◆ **TO DO**: Word for word, reproduce the records, keeping none of the pictures.

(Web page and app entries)
=== Begin Enclosure ===
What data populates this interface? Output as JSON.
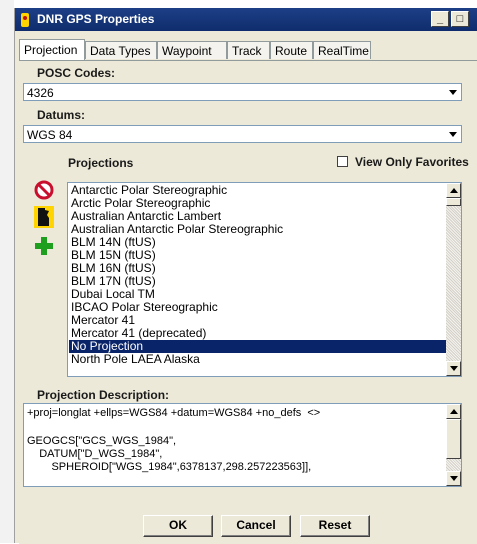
{
  "window": {
    "title": "DNR GPS Properties",
    "min_glyph": "_",
    "max_glyph": "□"
  },
  "tabs": [
    {
      "label": "Projection"
    },
    {
      "label": "Data Types"
    },
    {
      "label": "Waypoint"
    },
    {
      "label": "Track"
    },
    {
      "label": "Route"
    },
    {
      "label": "RealTime"
    }
  ],
  "posc": {
    "label": "POSC Codes:",
    "value": "4326"
  },
  "datums": {
    "label": "Datums:",
    "value": "WGS 84"
  },
  "projections": {
    "label": "Projections",
    "favorites_label": "View Only Favorites",
    "favorites_checked": false,
    "items": [
      "Antarctic Polar Stereographic",
      "Arctic Polar Stereographic",
      "Australian Antarctic Lambert",
      "Australian Antarctic Polar Stereographic",
      "BLM 14N (ftUS)",
      "BLM 15N (ftUS)",
      "BLM 16N (ftUS)",
      "BLM 17N (ftUS)",
      "Dubai Local TM",
      "IBCAO Polar Stereographic",
      "Mercator 41",
      "Mercator 41 (deprecated)",
      "No Projection",
      "North Pole LAEA Alaska"
    ],
    "selected": "No Projection"
  },
  "side_icons": [
    "no-entry-icon",
    "minnesota-state-icon",
    "add-icon"
  ],
  "description": {
    "label": "Projection Description:",
    "lines": [
      "+proj=longlat +ellps=WGS84 +datum=WGS84 +no_defs  <>",
      "",
      "GEOGCS[\"GCS_WGS_1984\",",
      "    DATUM[\"D_WGS_1984\",",
      "        SPHEROID[\"WGS_1984\",6378137,298.257223563]],"
    ]
  },
  "buttons": {
    "ok": "OK",
    "cancel": "Cancel",
    "reset": "Reset"
  },
  "colors": {
    "titlebar": "#0f2d6d",
    "selection": "#0a246a",
    "dialog_bg": "#ece9d8"
  }
}
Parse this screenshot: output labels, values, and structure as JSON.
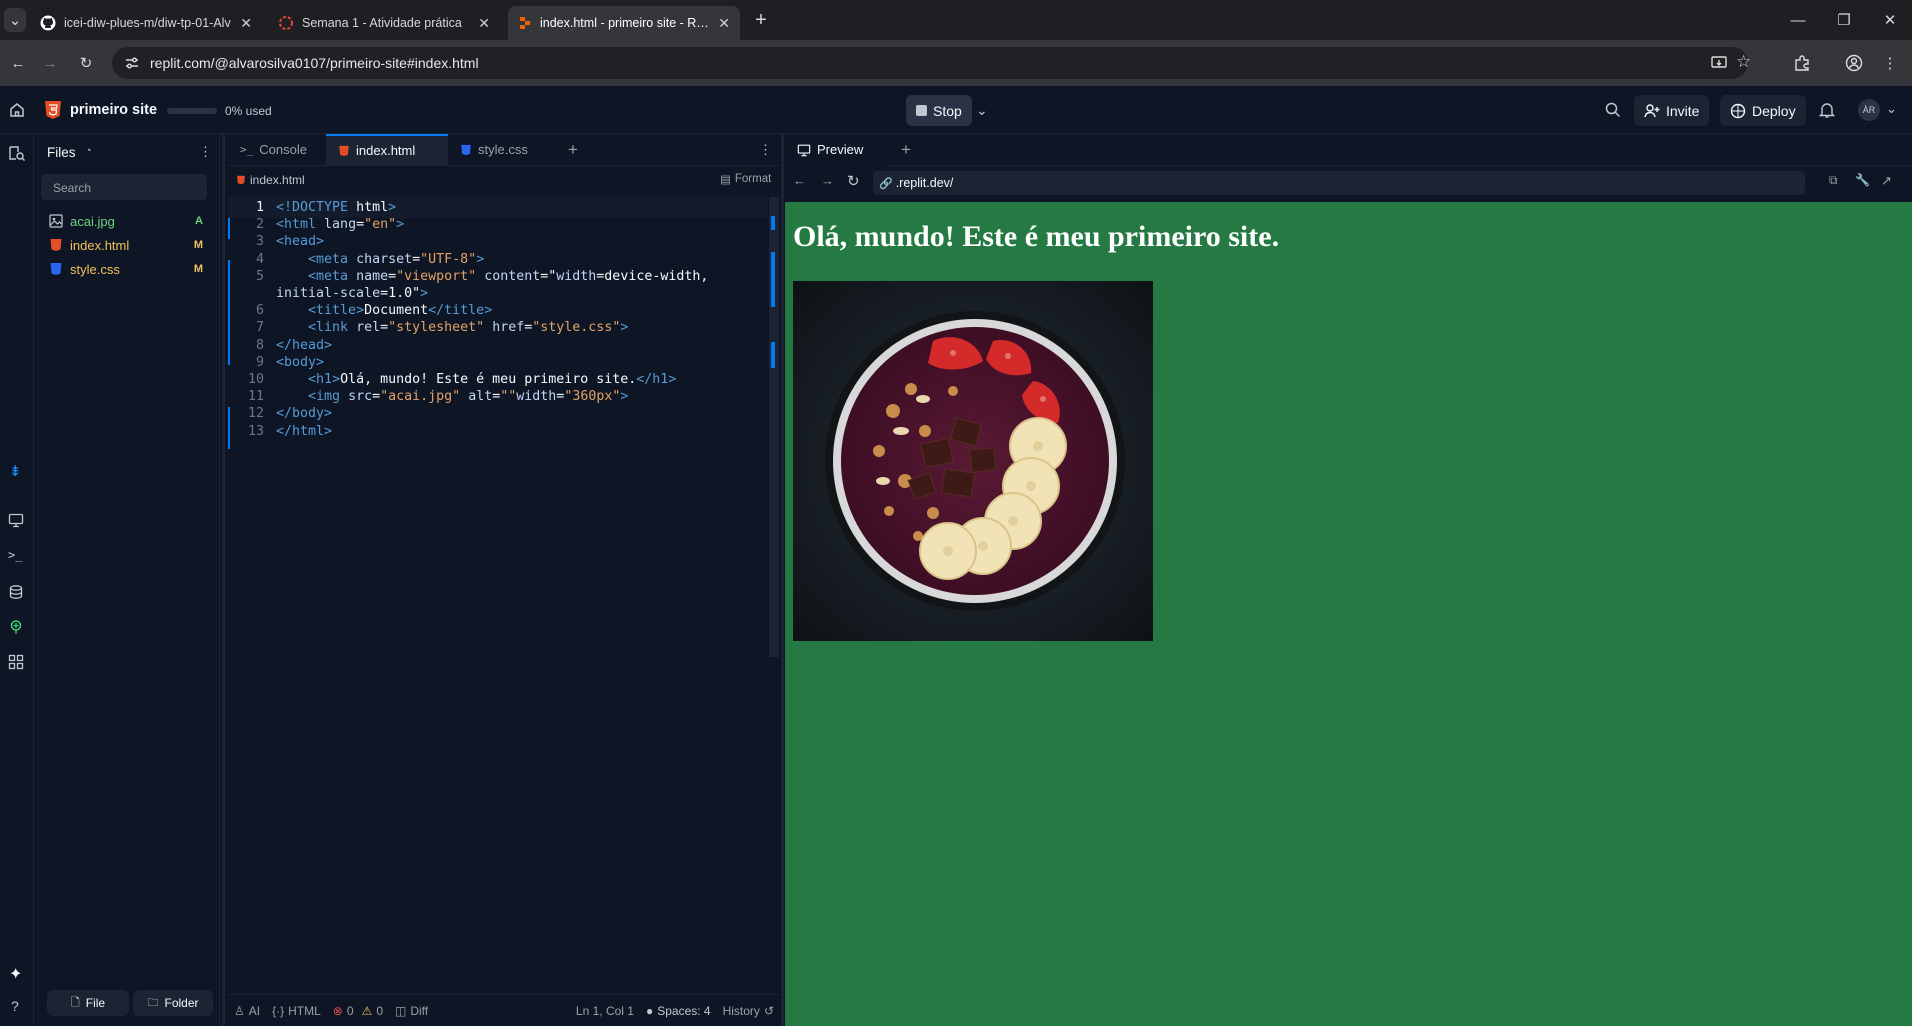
{
  "browser": {
    "tabs": [
      {
        "title": "icei-diw-plues-m/diw-tp-01-Alv",
        "icon": "github-icon"
      },
      {
        "title": "Semana 1 - Atividade prática",
        "icon": "loading-icon"
      },
      {
        "title": "index.html - primeiro site - Repl",
        "icon": "replit-icon"
      }
    ],
    "url": "replit.com/@alvarosilva0107/primeiro-site#index.html"
  },
  "header": {
    "project_name": "primeiro site",
    "storage": "0% used",
    "stop_label": "Stop",
    "invite_label": "Invite",
    "deploy_label": "Deploy",
    "avatar": "ÀR"
  },
  "files": {
    "title": "Files",
    "search_placeholder": "Search",
    "items": [
      {
        "name": "acai.jpg",
        "badge": "A",
        "color": "#6dd37e"
      },
      {
        "name": "index.html",
        "badge": "M",
        "color": "#f2c25c"
      },
      {
        "name": "style.css",
        "badge": "M",
        "color": "#f2c25c"
      }
    ],
    "new_file": "File",
    "new_folder": "Folder"
  },
  "editor": {
    "tabs": [
      "Console",
      "index.html",
      "style.css"
    ],
    "breadcrumb": "index.html",
    "format_label": "Format",
    "line_numbers": [
      "1",
      "2",
      "3",
      "4",
      "5",
      "",
      "6",
      "7",
      "8",
      "9",
      "10",
      "11",
      "12",
      "13"
    ],
    "code": [
      "<!DOCTYPE html>",
      "<html lang=\"en\">",
      "<head>",
      "    <meta charset=\"UTF-8\">",
      "    <meta name=\"viewport\" content=\"width=device-width,",
      "initial-scale=1.0\">",
      "    <title>Document</title>",
      "    <link rel=\"stylesheet\" href=\"style.css\">",
      "</head>",
      "<body>",
      "    <h1>Olá, mundo! Este é meu primeiro site.</h1>",
      "    <img src=\"acai.jpg\" alt=\"\"width=\"360px\">",
      "</body>",
      "</html>"
    ],
    "status": {
      "ai": "AI",
      "lang": "HTML",
      "errors": "0",
      "warnings": "0",
      "diff": "Diff",
      "cursor": "Ln 1, Col 1",
      "spaces": "Spaces: 4",
      "history": "History"
    }
  },
  "preview": {
    "tab": "Preview",
    "url": ".replit.dev/",
    "heading": "Olá, mundo! Este é meu primeiro site.",
    "background": "#247a42"
  }
}
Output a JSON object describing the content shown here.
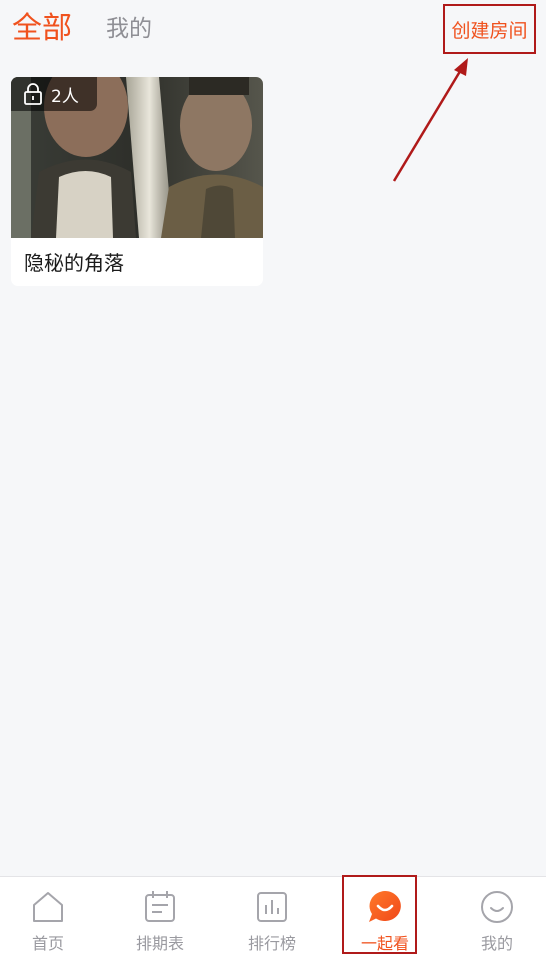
{
  "header": {
    "tabs": [
      {
        "label": "全部",
        "active": true
      },
      {
        "label": "我的",
        "active": false
      }
    ],
    "create_room_label": "创建房间"
  },
  "rooms": [
    {
      "title": "隐秘的角落",
      "member_count_label": "2人",
      "locked": true,
      "badge_icon": "lock-icon"
    }
  ],
  "bottom_nav": {
    "items": [
      {
        "label": "首页",
        "icon": "home-icon",
        "active": false
      },
      {
        "label": "排期表",
        "icon": "calendar-icon",
        "active": false
      },
      {
        "label": "排行榜",
        "icon": "bar-chart-icon",
        "active": false
      },
      {
        "label": "一起看",
        "icon": "chat-bubble-icon",
        "active": true
      },
      {
        "label": "我的",
        "icon": "smiley-icon",
        "active": false
      }
    ]
  },
  "colors": {
    "accent": "#f0521e",
    "inactive": "#9a9aa0",
    "background": "#f6f7f9",
    "annotation": "#b01a1a"
  }
}
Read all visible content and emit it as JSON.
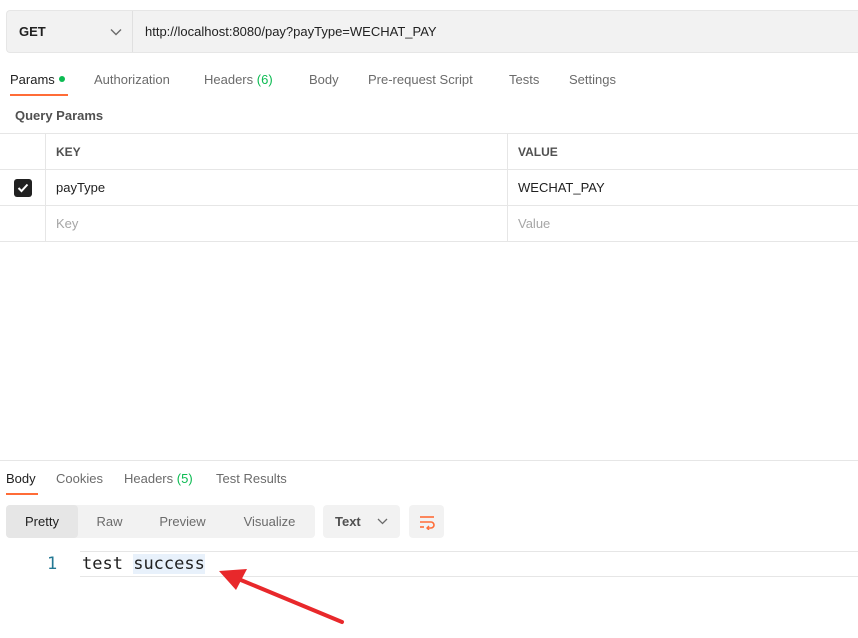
{
  "request": {
    "method": "GET",
    "url": "http://localhost:8080/pay?payType=WECHAT_PAY"
  },
  "request_tabs": [
    {
      "label": "Params",
      "active": true,
      "dot": true
    },
    {
      "label": "Authorization"
    },
    {
      "label": "Headers",
      "count": "(6)"
    },
    {
      "label": "Body"
    },
    {
      "label": "Pre-request Script"
    },
    {
      "label": "Tests"
    },
    {
      "label": "Settings"
    }
  ],
  "query_params": {
    "title": "Query Params",
    "columns": {
      "key": "KEY",
      "value": "VALUE"
    },
    "rows": [
      {
        "checked": true,
        "key": "payType",
        "value": "WECHAT_PAY"
      }
    ],
    "placeholder": {
      "key": "Key",
      "value": "Value"
    }
  },
  "response_tabs": [
    {
      "label": "Body",
      "active": true
    },
    {
      "label": "Cookies"
    },
    {
      "label": "Headers",
      "count": "(5)"
    },
    {
      "label": "Test Results"
    }
  ],
  "response_view": {
    "modes": [
      "Pretty",
      "Raw",
      "Preview",
      "Visualize"
    ],
    "active_mode": "Pretty",
    "format": "Text"
  },
  "response_body": {
    "line_number": "1",
    "word1": "test",
    "word2": "success"
  },
  "colors": {
    "accent": "#ff6c37",
    "count_green": "#0cbb52",
    "annotation_arrow": "#e8282b"
  },
  "icons": [
    "chevron-down-icon",
    "check-icon",
    "wrap-lines-icon",
    "arrow-annotation"
  ]
}
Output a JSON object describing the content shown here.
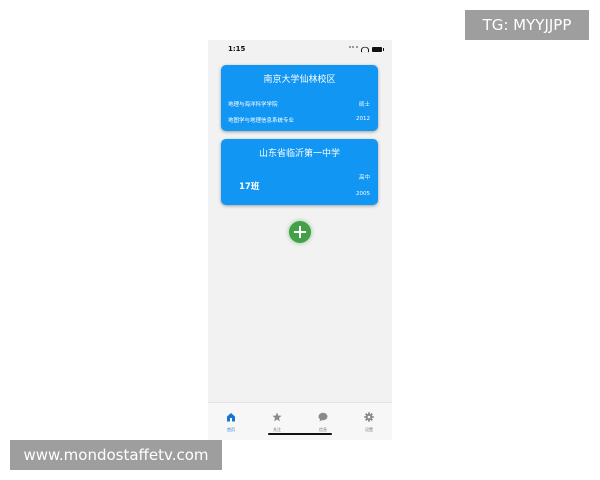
{
  "watermarks": {
    "top_right": "TG: MYYJJPP",
    "bottom_left": "www.mondostaffetv.com"
  },
  "status_bar": {
    "time": "1:15"
  },
  "cards": [
    {
      "title": "南京大学仙林校区",
      "college": "地理与海洋科学学院",
      "degree": "硕士",
      "major": "地图学与地理信息系统专业",
      "year": "2012"
    },
    {
      "title": "山东省临沂第一中学",
      "class_name": "17班",
      "degree": "高中",
      "year": "2005"
    }
  ],
  "add_button": {
    "icon": "plus-icon"
  },
  "tab_bar": {
    "items": [
      {
        "label": "首页",
        "icon": "home-icon",
        "active": true
      },
      {
        "label": "关注",
        "icon": "star-icon",
        "active": false
      },
      {
        "label": "信息",
        "icon": "message-icon",
        "active": false
      },
      {
        "label": "设置",
        "icon": "gear-icon",
        "active": false
      }
    ]
  },
  "colors": {
    "card_blue": "#1296f3",
    "add_green": "#43a047",
    "tab_active": "#1676d2",
    "tab_inactive": "#8a8a8a"
  }
}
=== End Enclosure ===
◆ **TASK ANSWER**:
What data populates this interface? Output as JSON.
{
  "window": {
    "title": "DNR GPS Properties",
    "min_glyph": "_",
    "max_glyph": "□"
  },
  "tabs": [
    {
      "label": "Projection"
    },
    {
      "label": "Data Types"
    },
    {
      "label": "Waypoint"
    },
    {
      "label": "Track"
    },
    {
      "label": "Route"
    },
    {
      "label": "RealTime"
    }
  ],
  "posc": {
    "label": "POSC Codes:",
    "value": "4326"
  },
  "datums": {
    "label": "Datums:",
    "value": "WGS 84"
  },
  "projections": {
    "label": "Projections",
    "favorites_label": "View Only Favorites",
    "favorites_checked": false,
    "items": [
      "Antarctic Polar Stereographic",
      "Arctic Polar Stereographic",
      "Australian Antarctic Lambert",
      "Australian Antarctic Polar Stereographic",
      "BLM 14N (ftUS)",
      "BLM 15N (ftUS)",
      "BLM 16N (ftUS)",
      "BLM 17N (ftUS)",
      "Dubai Local TM",
      "IBCAO Polar Stereographic",
      "Mercator 41",
      "Mercator 41 (deprecated)",
      "No Projection",
      "North Pole LAEA Alaska"
    ],
    "selected": "No Projection"
  },
  "side_icons": [
    "no-entry-icon",
    "minnesota-state-icon",
    "add-icon"
  ],
  "description": {
    "label": "Projection Description:",
    "lines": [
      "+proj=longlat +ellps=WGS84 +datum=WGS84 +no_defs  <>",
      "",
      "GEOGCS[\"GCS_WGS_1984\",",
      "    DATUM[\"D_WGS_1984\",",
      "        SPHEROID[\"WGS_1984\",6378137,298.257223563]],"
    ]
  },
  "buttons": {
    "ok": "OK",
    "cancel": "Cancel",
    "reset": "Reset"
  },
  "colors": {
    "titlebar": "#0f2d6d",
    "selection": "#0a246a",
    "dialog_bg": "#ece9d8"
  }
}
Parse this screenshot: output labels, values, and structure as JSON.
{
  "browser": {
    "tabs": [
      {
        "title": "icei-diw-plues-m/diw-tp-01-Alv",
        "icon": "github-icon"
      },
      {
        "title": "Semana 1 - Atividade prática",
        "icon": "loading-icon"
      },
      {
        "title": "index.html - primeiro site - Repl",
        "icon": "replit-icon"
      }
    ],
    "url": "replit.com/@alvarosilva0107/primeiro-site#index.html"
  },
  "header": {
    "project_name": "primeiro site",
    "storage": "0% used",
    "stop_label": "Stop",
    "invite_label": "Invite",
    "deploy_label": "Deploy",
    "avatar": "ÀR"
  },
  "files": {
    "title": "Files",
    "search_placeholder": "Search",
    "items": [
      {
        "name": "acai.jpg",
        "badge": "A",
        "color": "#6dd37e"
      },
      {
        "name": "index.html",
        "badge": "M",
        "color": "#f2c25c"
      },
      {
        "name": "style.css",
        "badge": "M",
        "color": "#f2c25c"
      }
    ],
    "new_file": "File",
    "new_folder": "Folder"
  },
  "editor": {
    "tabs": [
      "Console",
      "index.html",
      "style.css"
    ],
    "breadcrumb": "index.html",
    "format_label": "Format",
    "line_numbers": [
      "1",
      "2",
      "3",
      "4",
      "5",
      "",
      "6",
      "7",
      "8",
      "9",
      "10",
      "11",
      "12",
      "13"
    ],
    "code": [
      "<!DOCTYPE html>",
      "<html lang=\"en\">",
      "<head>",
      "    <meta charset=\"UTF-8\">",
      "    <meta name=\"viewport\" content=\"width=device-width,",
      "initial-scale=1.0\">",
      "    <title>Document</title>",
      "    <link rel=\"stylesheet\" href=\"style.css\">",
      "</head>",
      "<body>",
      "    <h1>Olá, mundo! Este é meu primeiro site.</h1>",
      "    <img src=\"acai.jpg\" alt=\"\"width=\"360px\">",
      "</body>",
      "</html>"
    ],
    "status": {
      "ai": "AI",
      "lang": "HTML",
      "errors": "0",
      "warnings": "0",
      "diff": "Diff",
      "cursor": "Ln 1, Col 1",
      "spaces": "Spaces: 4",
      "history": "History"
    }
  },
  "preview": {
    "tab": "Preview",
    "url": ".replit.dev/",
    "heading": "Olá, mundo! Este é meu primeiro site.",
    "background": "#247a42"
  }
}
Output a JSON object describing the content shown here.
{
  "header": {
    "tabs": [
      {
        "label": "全部",
        "active": true
      },
      {
        "label": "我的",
        "active": false
      }
    ],
    "create_room_label": "创建房间"
  },
  "rooms": [
    {
      "title": "隐秘的角落",
      "member_count_label": "2人",
      "locked": true,
      "badge_icon": "lock-icon"
    }
  ],
  "bottom_nav": {
    "items": [
      {
        "label": "首页",
        "icon": "home-icon",
        "active": false
      },
      {
        "label": "排期表",
        "icon": "calendar-icon",
        "active": false
      },
      {
        "label": "排行榜",
        "icon": "bar-chart-icon",
        "active": false
      },
      {
        "label": "一起看",
        "icon": "chat-bubble-icon",
        "active": true
      },
      {
        "label": "我的",
        "icon": "smiley-icon",
        "active": false
      }
    ]
  },
  "colors": {
    "accent": "#f0521e",
    "inactive": "#9a9aa0",
    "background": "#f6f7f9",
    "annotation": "#b01a1a"
  }
}
Read all visible content and emit it as JSON.
{
  "request": {
    "method": "GET",
    "url": "http://localhost:8080/pay?payType=WECHAT_PAY"
  },
  "request_tabs": [
    {
      "label": "Params",
      "active": true,
      "dot": true
    },
    {
      "label": "Authorization"
    },
    {
      "label": "Headers",
      "count": "(6)"
    },
    {
      "label": "Body"
    },
    {
      "label": "Pre-request Script"
    },
    {
      "label": "Tests"
    },
    {
      "label": "Settings"
    }
  ],
  "query_params": {
    "title": "Query Params",
    "columns": {
      "key": "KEY",
      "value": "VALUE"
    },
    "rows": [
      {
        "checked": true,
        "key": "payType",
        "value": "WECHAT_PAY"
      }
    ],
    "placeholder": {
      "key": "Key",
      "value": "Value"
    }
  },
  "response_tabs": [
    {
      "label": "Body",
      "active": true
    },
    {
      "label": "Cookies"
    },
    {
      "label": "Headers",
      "count": "(5)"
    },
    {
      "label": "Test Results"
    }
  ],
  "response_view": {
    "modes": [
      "Pretty",
      "Raw",
      "Preview",
      "Visualize"
    ],
    "active_mode": "Pretty",
    "format": "Text"
  },
  "response_body": {
    "line_number": "1",
    "word1": "test",
    "word2": "success"
  },
  "colors": {
    "accent": "#ff6c37",
    "count_green": "#0cbb52",
    "annotation_arrow": "#e8282b"
  },
  "icons": [
    "chevron-down-icon",
    "check-icon",
    "wrap-lines-icon",
    "arrow-annotation"
  ]
}
Output a JSON object describing the content shown here.
{
  "watermarks": {
    "top_right": "TG: MYYJJPP",
    "bottom_left": "www.mondostaffetv.com"
  },
  "status_bar": {
    "time": "1:15"
  },
  "cards": [
    {
      "title": "南京大学仙林校区",
      "college": "地理与海洋科学学院",
      "degree": "硕士",
      "major": "地图学与地理信息系统专业",
      "year": "2012"
    },
    {
      "title": "山东省临沂第一中学",
      "class_name": "17班",
      "degree": "高中",
      "year": "2005"
    }
  ],
  "add_button": {
    "icon": "plus-icon"
  },
  "tab_bar": {
    "items": [
      {
        "label": "首页",
        "icon": "home-icon",
        "active": true
      },
      {
        "label": "关注",
        "icon": "star-icon",
        "active": false
      },
      {
        "label": "信息",
        "icon": "message-icon",
        "active": false
      },
      {
        "label": "设置",
        "icon": "gear-icon",
        "active": false
      }
    ]
  },
  "colors": {
    "card_blue": "#1296f3",
    "add_green": "#43a047",
    "tab_active": "#1676d2",
    "tab_inactive": "#8a8a8a"
  }
}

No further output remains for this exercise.